The Smart Way to Smart Cities Begins with Buildings

**This piece first appeared in Smart Buildings Magazine on March 12, 2018.

In just the first few weeks of 2018, we’ve already heard much about the promise and opportunity of smart cities. We’re talking about them at every conference – from CES to the US Conference of Mayors and everywhere in between.

But there’s a tough reality stirring behind all of this fanfare – and it is that communities seeking to achieve truly smart cities have faced an almost overwhelming path that is riddled with confusing choices, individualized attempts and small wins.

Technologists, city planners, and city leaders are grappling with a tremendous number of questions and decisions as they eagerly try to leverage smart technology to improve government services, urban quality of life, sustainability, and more. What number and combination of sensors, beacons, and meters provides enough data to enhance quality of life? How many smart lights, smart parking spaces, smart energy and water meters constitutes a smart city? Put together, all of these questions are making city leaders second-guess whether and how to make investments in smart city infrastructure and technology.

One way to simplify the process is to start with one core element of every city’s landscape – its buildings. Because buildings typically are self-managed, they offer a good starting point – developing smart buildings will give rise to smart campuses, which will foster smart communities, and eventually smart cities. Simply put, smart buildings will create a scalable foundation for creating the elusive smart city, building by building, from the ground up.

And, much like what Leadership in Energy and Environmental Design (LEED) standards did in the early 2000’s to advance green buildings, creating a clear industry Smart Building Certification System with levels – from smart to genius – will accelerate technology solution development and adoption, and spread best practices. Accepted, industry-wide smart building certification levels will, in turn, become the basis for smart cities certification levels, allowing leaders to truly understand and shape how smart their cities are.

Buildings across cities serve different purposes – they function as offices, apartments, hospitals, schools, and even parking lots. But across these uses, basic building infrastructure addresses the same needs as basic City infrastructure, including energy, water, trash, lighting, ventilation, broadband and Wi-Fi connectivity, parking, traffic management, security and emergency services  to name a few. Smart building certifications would validate efficiencies, savings and improvements across these areas, and point out where new technology and broader adoption could add more value.

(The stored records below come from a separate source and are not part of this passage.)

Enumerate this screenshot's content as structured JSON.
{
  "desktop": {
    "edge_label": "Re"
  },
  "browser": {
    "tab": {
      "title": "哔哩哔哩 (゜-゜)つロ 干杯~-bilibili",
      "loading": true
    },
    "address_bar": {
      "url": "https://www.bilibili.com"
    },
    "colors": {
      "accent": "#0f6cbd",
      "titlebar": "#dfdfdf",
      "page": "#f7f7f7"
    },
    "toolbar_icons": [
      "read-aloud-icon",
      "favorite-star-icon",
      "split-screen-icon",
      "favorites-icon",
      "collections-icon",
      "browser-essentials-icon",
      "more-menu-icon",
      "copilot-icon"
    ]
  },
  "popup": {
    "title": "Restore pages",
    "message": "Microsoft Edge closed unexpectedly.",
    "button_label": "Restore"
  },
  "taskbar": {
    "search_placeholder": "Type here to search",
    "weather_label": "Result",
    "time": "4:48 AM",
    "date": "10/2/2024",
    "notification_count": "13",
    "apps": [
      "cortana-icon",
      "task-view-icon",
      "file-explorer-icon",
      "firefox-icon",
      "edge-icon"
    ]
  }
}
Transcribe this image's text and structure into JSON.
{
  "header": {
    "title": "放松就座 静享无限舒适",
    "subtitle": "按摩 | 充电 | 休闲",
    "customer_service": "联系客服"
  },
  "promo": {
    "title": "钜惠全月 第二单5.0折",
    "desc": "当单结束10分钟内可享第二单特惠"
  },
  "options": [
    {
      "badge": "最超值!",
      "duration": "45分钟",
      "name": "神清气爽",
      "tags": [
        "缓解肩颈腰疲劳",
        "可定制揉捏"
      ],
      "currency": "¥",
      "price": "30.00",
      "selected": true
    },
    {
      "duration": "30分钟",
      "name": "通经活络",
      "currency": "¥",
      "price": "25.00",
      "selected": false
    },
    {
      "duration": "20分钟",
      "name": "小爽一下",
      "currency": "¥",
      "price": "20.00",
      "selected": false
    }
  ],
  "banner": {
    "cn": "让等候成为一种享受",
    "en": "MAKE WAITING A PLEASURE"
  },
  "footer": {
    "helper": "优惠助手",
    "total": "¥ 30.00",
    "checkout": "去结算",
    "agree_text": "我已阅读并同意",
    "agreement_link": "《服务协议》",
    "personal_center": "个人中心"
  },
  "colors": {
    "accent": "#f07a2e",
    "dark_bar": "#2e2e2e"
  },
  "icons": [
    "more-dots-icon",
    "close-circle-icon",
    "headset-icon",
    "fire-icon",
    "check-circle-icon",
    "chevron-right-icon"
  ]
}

Orchestrating smart services, systems, and information points is a large and costly challenge for cities. Buildings, however, can more quickly leverage savings and new revenue opportunities from smart-X solutions, and are better positioned to develop an overarching platform that allows different vendor solutions and different technologies, for both legacy and new applications, to communicate with each other.

For example, when a fire breaks out, a fire monitoring and suppressant system supplied by one vendor must be able to communicate with the HVAC system supplied by another vendor inside the same building. Without seamless communication between these systems, the HVAC system could make the situation worse by blowing air into the building, rather than sucking it out.

At a city level, these vendor integrations may seem more difficult – but community leaders can leverage and scale building-level solutions to help build the city-wide platform of the future. A common building-level IoT platform such as oneM2M can be leveraged to address communications and security requirements, and can be layered in order to provide complete interoperability that could be scaled to the city level.

At the same time, building-level cost savings from both new technologies and smarter solutions can be easily identified and captured, helping to propel solutions that go beyond buildings.  Standards and certifications that revise current requirements for building telecom closets, cabling and data centers could free up space that can be rented. Small cells, in-building distributed antenna systems, neutral-hosts, throttled broadband and in-building edge data centers can also create entire new revenue streams and opportunities for buildings.

For communities that recognize the value of taking a focused approach to getting “smart,” building certification standards will help bring focus, clarity and competition to the race for smart city technology. In the early 2000s, the US had this same conversation around green buildings. LEED certification provided a clear framework for measuring and monetizing sustainability, demonstrating the economic case for what were once considered as values-based environmental benefits.

Smart building is a microcosm of a smart city, and as we become a data-integrated, smarter world, we need our building standards to keep pace. New standards will be required, and existing standards will need to be modified. Suppliers, solution providers, and integrators, as well as broadband, carrier and enterprise networks, and wireless evolution suppliers, must work together with industry associations to develop and advance a new platform to measure and monetize the smart technology opportunities that define smart cities – one building at a time.

The technology backbone of the smart building is the same technology backbone of the smart city. By adding and integrating certified smart buildings, local officials and technology leaders can quickly form smart campuses, smart communities, and scale all the way to smart cities.

Harry Smeenk

About Harry Smeenk

Harry Smeenk is vice president of program development at the Telecommunications Industry Association.